REQUIRED ACTION: Reproduce the full set of records that follow, exactly as shown.

_ _ _

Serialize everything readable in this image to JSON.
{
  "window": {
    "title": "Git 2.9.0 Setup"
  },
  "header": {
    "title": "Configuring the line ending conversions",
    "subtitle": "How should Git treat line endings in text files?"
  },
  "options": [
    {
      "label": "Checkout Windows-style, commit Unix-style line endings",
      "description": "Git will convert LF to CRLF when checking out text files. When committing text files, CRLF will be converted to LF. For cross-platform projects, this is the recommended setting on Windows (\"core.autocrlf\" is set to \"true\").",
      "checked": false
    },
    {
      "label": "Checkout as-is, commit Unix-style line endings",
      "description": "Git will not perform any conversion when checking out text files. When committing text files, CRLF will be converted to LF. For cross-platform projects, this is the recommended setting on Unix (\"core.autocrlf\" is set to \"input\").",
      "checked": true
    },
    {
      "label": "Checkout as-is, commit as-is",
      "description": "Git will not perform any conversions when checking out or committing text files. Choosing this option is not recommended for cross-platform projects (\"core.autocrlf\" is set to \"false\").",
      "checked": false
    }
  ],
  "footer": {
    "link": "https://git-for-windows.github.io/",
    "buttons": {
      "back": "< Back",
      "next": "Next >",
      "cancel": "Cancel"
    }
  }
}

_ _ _

RESULT FOR THIS EXERCISE:
Serialize everything readable in this image to JSON.
{
  "window": {
    "title": "Git 2.9.0 Setup"
  },
  "header": {
    "title": "Configuring the line ending conversions",
    "subtitle": "How should Git treat line endings in text files?"
  },
  "options": [
    {
      "label": "Checkout Windows-style, commit Unix-style line endings",
      "description": "Git will convert LF to CRLF when checking out text files. When committing text files, CRLF will be converted to LF. For cross-platform projects, this is the recommended setting on Windows (\"core.autocrlf\" is set to \"true\").",
      "checked": false
    },
    {
      "label": "Checkout as-is, commit Unix-style line endings",
      "description": "Git will not perform any conversion when checking out text files. When committing text files, CRLF will be converted to LF. For cross-platform projects, this is the recommended setting on Unix (\"core.autocrlf\" is set to \"input\").",
      "checked": true
    },
    {
      "label": "Checkout as-is, commit as-is",
      "description": "Git will not perform any conversions when checking out or committing text files. Choosing this option is not recommended for cross-platform projects (\"core.autocrlf\" is set to \"false\").",
      "checked": false
    }
  ],
  "footer": {
    "link": "https://git-for-windows.github.io/",
    "buttons": {
      "back": "< Back",
      "next": "Next >",
      "cancel": "Cancel"
    }
  }
}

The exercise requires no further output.